▶ **Work item**: Search term "Variedad": please copy every line of the records below that contains it.

▶ **Source data**:
● ● ●

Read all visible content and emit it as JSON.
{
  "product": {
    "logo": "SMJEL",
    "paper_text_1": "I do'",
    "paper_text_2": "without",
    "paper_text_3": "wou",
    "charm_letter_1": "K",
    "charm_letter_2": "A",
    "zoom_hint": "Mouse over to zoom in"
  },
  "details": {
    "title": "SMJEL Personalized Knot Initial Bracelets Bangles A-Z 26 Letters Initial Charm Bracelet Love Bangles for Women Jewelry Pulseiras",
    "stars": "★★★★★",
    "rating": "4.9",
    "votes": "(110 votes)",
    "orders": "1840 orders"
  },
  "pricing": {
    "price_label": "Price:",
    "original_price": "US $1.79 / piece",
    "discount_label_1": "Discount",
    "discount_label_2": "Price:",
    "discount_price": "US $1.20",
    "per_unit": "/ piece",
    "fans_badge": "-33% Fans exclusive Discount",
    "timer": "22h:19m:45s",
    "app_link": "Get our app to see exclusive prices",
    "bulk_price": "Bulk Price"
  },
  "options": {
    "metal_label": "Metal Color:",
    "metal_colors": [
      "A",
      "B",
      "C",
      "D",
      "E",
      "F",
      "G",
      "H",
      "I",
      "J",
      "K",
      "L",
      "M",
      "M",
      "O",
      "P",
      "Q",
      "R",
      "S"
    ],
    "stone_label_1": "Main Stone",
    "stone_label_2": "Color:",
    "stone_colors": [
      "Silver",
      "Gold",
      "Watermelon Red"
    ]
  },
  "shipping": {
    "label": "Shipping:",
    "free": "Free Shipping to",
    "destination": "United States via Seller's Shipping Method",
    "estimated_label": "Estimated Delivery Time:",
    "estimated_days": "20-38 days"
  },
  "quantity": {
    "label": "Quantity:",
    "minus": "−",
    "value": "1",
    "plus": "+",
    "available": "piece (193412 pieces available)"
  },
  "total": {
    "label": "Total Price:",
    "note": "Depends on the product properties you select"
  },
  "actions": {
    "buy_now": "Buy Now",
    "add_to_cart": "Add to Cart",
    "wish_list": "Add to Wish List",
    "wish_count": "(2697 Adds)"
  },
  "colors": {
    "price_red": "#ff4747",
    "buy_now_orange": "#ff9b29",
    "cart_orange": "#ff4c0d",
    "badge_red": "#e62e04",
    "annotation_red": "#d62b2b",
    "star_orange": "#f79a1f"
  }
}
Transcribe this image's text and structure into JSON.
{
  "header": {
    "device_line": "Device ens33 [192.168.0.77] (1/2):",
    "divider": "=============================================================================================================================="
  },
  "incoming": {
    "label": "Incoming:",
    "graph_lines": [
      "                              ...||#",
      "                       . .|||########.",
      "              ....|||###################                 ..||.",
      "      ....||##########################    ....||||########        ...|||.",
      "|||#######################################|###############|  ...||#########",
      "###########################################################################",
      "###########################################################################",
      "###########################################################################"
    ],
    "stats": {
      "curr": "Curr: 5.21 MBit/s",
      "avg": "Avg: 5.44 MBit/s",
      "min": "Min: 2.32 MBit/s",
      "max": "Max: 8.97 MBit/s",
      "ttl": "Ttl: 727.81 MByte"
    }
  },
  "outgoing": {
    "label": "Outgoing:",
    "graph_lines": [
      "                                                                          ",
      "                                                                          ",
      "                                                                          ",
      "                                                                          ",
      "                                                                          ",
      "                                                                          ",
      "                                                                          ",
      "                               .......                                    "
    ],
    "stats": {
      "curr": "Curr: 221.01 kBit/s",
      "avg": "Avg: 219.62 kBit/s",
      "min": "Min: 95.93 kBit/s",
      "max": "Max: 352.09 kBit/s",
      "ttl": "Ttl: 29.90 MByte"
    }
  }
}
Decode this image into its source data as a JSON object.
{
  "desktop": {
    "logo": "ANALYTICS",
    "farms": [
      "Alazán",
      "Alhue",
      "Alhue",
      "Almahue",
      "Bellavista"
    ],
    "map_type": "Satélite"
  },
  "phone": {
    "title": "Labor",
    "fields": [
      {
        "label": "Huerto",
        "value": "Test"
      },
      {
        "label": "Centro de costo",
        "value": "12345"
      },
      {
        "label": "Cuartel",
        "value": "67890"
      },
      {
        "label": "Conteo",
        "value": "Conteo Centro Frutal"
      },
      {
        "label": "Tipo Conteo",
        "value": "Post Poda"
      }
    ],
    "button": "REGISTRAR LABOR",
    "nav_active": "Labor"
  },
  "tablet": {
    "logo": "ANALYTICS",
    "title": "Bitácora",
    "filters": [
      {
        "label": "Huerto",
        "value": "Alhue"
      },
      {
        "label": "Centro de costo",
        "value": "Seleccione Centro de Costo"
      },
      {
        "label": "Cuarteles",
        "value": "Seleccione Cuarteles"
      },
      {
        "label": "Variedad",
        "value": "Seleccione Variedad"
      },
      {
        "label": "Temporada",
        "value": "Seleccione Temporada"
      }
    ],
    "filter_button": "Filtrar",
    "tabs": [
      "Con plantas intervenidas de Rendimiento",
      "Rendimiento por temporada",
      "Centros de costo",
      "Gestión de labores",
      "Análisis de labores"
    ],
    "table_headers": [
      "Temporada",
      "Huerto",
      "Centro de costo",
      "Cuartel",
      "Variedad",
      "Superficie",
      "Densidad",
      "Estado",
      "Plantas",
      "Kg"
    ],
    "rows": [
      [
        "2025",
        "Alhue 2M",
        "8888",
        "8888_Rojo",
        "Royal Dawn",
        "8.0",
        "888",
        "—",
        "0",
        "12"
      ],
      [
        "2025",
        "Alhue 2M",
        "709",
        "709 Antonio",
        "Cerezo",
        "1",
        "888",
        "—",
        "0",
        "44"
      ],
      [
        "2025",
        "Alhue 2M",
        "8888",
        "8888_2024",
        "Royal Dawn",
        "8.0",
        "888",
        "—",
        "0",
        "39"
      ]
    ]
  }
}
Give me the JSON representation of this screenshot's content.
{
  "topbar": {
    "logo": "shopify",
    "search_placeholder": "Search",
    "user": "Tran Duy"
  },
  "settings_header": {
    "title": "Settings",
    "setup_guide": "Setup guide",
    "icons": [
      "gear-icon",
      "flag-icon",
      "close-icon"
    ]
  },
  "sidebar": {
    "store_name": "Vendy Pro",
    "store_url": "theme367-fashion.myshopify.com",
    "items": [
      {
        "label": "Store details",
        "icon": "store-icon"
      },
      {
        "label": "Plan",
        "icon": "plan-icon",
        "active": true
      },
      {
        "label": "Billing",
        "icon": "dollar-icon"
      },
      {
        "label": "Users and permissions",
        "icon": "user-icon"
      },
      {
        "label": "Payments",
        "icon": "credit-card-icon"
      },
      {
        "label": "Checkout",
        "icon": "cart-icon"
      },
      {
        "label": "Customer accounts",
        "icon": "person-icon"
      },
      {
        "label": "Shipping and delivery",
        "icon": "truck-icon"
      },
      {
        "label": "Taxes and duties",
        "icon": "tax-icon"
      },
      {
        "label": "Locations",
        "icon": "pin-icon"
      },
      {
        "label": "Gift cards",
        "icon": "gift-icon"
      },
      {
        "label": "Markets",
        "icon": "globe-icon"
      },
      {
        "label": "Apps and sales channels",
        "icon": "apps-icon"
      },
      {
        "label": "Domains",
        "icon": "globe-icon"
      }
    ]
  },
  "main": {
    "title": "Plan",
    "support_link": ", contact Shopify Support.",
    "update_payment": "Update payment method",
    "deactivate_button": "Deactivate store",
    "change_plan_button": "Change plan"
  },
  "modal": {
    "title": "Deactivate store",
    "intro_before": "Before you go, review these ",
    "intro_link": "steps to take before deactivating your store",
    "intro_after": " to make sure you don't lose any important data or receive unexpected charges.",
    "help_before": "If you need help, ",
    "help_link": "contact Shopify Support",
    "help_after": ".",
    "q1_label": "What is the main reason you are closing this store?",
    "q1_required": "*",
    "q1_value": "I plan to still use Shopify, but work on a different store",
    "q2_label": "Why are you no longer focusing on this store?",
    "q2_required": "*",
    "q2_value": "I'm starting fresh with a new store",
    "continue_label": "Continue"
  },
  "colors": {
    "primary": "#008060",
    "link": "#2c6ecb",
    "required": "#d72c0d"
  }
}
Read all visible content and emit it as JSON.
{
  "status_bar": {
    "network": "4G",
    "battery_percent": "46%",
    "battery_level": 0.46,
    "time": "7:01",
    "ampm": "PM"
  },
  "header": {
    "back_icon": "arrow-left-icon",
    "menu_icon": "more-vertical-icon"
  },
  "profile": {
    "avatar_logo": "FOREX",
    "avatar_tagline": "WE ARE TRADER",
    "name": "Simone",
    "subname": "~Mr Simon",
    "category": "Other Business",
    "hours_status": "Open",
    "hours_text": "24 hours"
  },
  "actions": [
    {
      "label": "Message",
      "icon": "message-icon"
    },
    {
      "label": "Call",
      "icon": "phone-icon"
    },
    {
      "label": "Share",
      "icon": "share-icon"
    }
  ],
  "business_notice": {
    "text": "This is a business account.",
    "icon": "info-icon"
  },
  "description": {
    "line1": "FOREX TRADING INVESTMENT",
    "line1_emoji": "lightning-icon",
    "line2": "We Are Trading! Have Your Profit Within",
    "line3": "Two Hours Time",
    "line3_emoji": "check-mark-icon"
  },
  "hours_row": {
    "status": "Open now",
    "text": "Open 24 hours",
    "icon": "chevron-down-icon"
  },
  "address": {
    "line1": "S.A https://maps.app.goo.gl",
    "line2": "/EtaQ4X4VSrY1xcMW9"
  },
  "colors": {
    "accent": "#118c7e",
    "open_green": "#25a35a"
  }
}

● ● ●

▶ **Result of this exercise**:
        "label": "Variedad",
        "value": "Seleccione Variedad"
      "Variedad",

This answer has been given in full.